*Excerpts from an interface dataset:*
*****
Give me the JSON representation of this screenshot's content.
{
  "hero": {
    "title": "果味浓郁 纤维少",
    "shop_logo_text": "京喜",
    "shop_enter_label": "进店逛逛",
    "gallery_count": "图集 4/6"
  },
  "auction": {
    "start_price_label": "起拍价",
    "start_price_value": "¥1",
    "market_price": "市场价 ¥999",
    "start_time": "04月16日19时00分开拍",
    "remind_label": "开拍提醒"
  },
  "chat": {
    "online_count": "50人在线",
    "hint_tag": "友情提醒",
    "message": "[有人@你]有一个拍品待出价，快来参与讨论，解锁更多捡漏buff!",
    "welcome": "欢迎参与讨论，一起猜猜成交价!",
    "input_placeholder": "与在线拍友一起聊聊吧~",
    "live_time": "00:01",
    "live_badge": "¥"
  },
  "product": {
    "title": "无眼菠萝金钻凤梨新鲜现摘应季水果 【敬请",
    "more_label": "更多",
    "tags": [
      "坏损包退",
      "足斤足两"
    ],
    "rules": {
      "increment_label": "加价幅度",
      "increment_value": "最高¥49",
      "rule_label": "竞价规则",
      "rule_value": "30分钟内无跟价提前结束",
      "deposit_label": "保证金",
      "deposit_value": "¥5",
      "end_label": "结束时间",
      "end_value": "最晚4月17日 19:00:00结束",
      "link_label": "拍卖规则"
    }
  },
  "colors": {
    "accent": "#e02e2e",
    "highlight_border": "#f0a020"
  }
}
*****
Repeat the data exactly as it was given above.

Give me the JSON representation of this screenshot's content.
{
  "hero": {
    "title": "果味浓郁 纤维少",
    "shop_logo_text": "京喜",
    "shop_enter_label": "进店逛逛",
    "gallery_count": "图集 4/6"
  },
  "auction": {
    "start_price_label": "起拍价",
    "start_price_value": "¥1",
    "market_price": "市场价 ¥999",
    "start_time": "04月16日19时00分开拍",
    "remind_label": "开拍提醒"
  },
  "chat": {
    "online_count": "50人在线",
    "hint_tag": "友情提醒",
    "message": "[有人@你]有一个拍品待出价，快来参与讨论，解锁更多捡漏buff!",
    "welcome": "欢迎参与讨论，一起猜猜成交价!",
    "input_placeholder": "与在线拍友一起聊聊吧~",
    "live_time": "00:01",
    "live_badge": "¥"
  },
  "product": {
    "title": "无眼菠萝金钻凤梨新鲜现摘应季水果 【敬请",
    "more_label": "更多",
    "tags": [
      "坏损包退",
      "足斤足两"
    ],
    "rules": {
      "increment_label": "加价幅度",
      "increment_value": "最高¥49",
      "rule_label": "竞价规则",
      "rule_value": "30分钟内无跟价提前结束",
      "deposit_label": "保证金",
      "deposit_value": "¥5",
      "end_label": "结束时间",
      "end_value": "最晚4月17日 19:00:00结束",
      "link_label": "拍卖规则"
    }
  },
  "colors": {
    "accent": "#e02e2e",
    "highlight_border": "#f0a020"
  }
}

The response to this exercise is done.